— To do —
Give the records once more, exactly as they stand.

*** Opening of Exercise data ***

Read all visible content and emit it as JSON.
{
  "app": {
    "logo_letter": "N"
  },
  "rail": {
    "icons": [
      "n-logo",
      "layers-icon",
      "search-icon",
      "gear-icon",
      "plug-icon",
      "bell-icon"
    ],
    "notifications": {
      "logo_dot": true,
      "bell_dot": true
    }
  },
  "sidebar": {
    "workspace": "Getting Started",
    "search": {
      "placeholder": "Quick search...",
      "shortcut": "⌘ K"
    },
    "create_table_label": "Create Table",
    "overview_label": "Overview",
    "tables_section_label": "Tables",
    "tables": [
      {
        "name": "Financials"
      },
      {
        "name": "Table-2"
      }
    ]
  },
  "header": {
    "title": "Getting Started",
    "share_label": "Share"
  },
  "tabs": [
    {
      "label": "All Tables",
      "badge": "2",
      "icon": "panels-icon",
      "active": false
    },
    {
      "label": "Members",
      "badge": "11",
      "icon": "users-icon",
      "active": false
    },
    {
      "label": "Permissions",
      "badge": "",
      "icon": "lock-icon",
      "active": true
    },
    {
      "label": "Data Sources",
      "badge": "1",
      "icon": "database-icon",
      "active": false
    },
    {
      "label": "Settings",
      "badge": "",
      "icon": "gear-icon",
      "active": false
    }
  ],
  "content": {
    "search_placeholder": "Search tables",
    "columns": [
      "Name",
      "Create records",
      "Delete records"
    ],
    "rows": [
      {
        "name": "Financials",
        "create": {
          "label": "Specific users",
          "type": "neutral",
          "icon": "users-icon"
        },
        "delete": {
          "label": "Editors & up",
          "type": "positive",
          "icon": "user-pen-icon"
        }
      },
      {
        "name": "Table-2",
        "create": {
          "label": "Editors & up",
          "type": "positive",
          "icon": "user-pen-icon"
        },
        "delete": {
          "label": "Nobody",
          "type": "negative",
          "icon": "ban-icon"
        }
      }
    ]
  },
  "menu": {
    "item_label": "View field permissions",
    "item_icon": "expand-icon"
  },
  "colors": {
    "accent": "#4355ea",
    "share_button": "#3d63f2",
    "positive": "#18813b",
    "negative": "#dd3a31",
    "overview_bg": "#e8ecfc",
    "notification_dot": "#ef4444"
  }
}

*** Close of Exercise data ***

— Problem solution —
Read all visible content and emit it as JSON.
{
  "app": {
    "logo_letter": "N"
  },
  "rail": {
    "icons": [
      "n-logo",
      "layers-icon",
      "search-icon",
      "gear-icon",
      "plug-icon",
      "bell-icon"
    ],
    "notifications": {
      "logo_dot": true,
      "bell_dot": true
    }
  },
  "sidebar": {
    "workspace": "Getting Started",
    "search": {
      "placeholder": "Quick search...",
      "shortcut": "⌘ K"
    },
    "create_table_label": "Create Table",
    "overview_label": "Overview",
    "tables_section_label": "Tables",
    "tables": [
      {
        "name": "Financials"
      },
      {
        "name": "Table-2"
      }
    ]
  },
  "header": {
    "title": "Getting Started",
    "share_label": "Share"
  },
  "tabs": [
    {
      "label": "All Tables",
      "badge": "2",
      "icon": "panels-icon",
      "active": false
    },
    {
      "label": "Members",
      "badge": "11",
      "icon": "users-icon",
      "active": false
    },
    {
      "label": "Permissions",
      "badge": "",
      "icon": "lock-icon",
      "active": true
    },
    {
      "label": "Data Sources",
      "badge": "1",
      "icon": "database-icon",
      "active": false
    },
    {
      "label": "Settings",
      "badge": "",
      "icon": "gear-icon",
      "active": false
    }
  ],
  "content": {
    "search_placeholder": "Search tables",
    "columns": [
      "Name",
      "Create records",
      "Delete records"
    ],
    "rows": [
      {
        "name": "Financials",
        "create": {
          "label": "Specific users",
          "type": "neutral",
          "icon": "users-icon"
        },
        "delete": {
          "label": "Editors & up",
          "type": "positive",
          "icon": "user-pen-icon"
        }
      },
      {
        "name": "Table-2",
        "create": {
          "label": "Editors & up",
          "type": "positive",
          "icon": "user-pen-icon"
        },
        "delete": {
          "label": "Nobody",
          "type": "negative",
          "icon": "ban-icon"
        }
      }
    ]
  },
  "menu": {
    "item_label": "View field permissions",
    "item_icon": "expand-icon"
  },
  "colors": {
    "accent": "#4355ea",
    "share_button": "#3d63f2",
    "positive": "#18813b",
    "negative": "#dd3a31",
    "overview_bg": "#e8ecfc",
    "notification_dot": "#ef4444"
  }
}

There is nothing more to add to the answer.